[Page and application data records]

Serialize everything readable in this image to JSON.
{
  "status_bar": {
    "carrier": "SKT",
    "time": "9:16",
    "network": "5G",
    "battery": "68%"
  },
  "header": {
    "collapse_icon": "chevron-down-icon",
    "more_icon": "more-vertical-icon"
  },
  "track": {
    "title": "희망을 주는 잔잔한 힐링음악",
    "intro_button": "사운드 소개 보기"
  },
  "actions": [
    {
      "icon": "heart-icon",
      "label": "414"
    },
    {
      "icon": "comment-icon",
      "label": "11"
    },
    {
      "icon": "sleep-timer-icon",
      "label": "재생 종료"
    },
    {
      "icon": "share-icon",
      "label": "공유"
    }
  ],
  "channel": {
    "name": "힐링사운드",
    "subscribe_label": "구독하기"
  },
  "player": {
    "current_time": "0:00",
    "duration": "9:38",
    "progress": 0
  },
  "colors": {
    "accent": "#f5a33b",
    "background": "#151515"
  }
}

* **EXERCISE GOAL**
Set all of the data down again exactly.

* **RESULT OF THE TASK**
Serialize everything readable in this image to JSON.
{
  "status_bar": {
    "carrier": "SKT",
    "time": "9:16",
    "network": "5G",
    "battery": "68%"
  },
  "header": {
    "collapse_icon": "chevron-down-icon",
    "more_icon": "more-vertical-icon"
  },
  "track": {
    "title": "희망을 주는 잔잔한 힐링음악",
    "intro_button": "사운드 소개 보기"
  },
  "actions": [
    {
      "icon": "heart-icon",
      "label": "414"
    },
    {
      "icon": "comment-icon",
      "label": "11"
    },
    {
      "icon": "sleep-timer-icon",
      "label": "재생 종료"
    },
    {
      "icon": "share-icon",
      "label": "공유"
    }
  ],
  "channel": {
    "name": "힐링사운드",
    "subscribe_label": "구독하기"
  },
  "player": {
    "current_time": "0:00",
    "duration": "9:38",
    "progress": 0
  },
  "colors": {
    "accent": "#f5a33b",
    "background": "#151515"
  }
}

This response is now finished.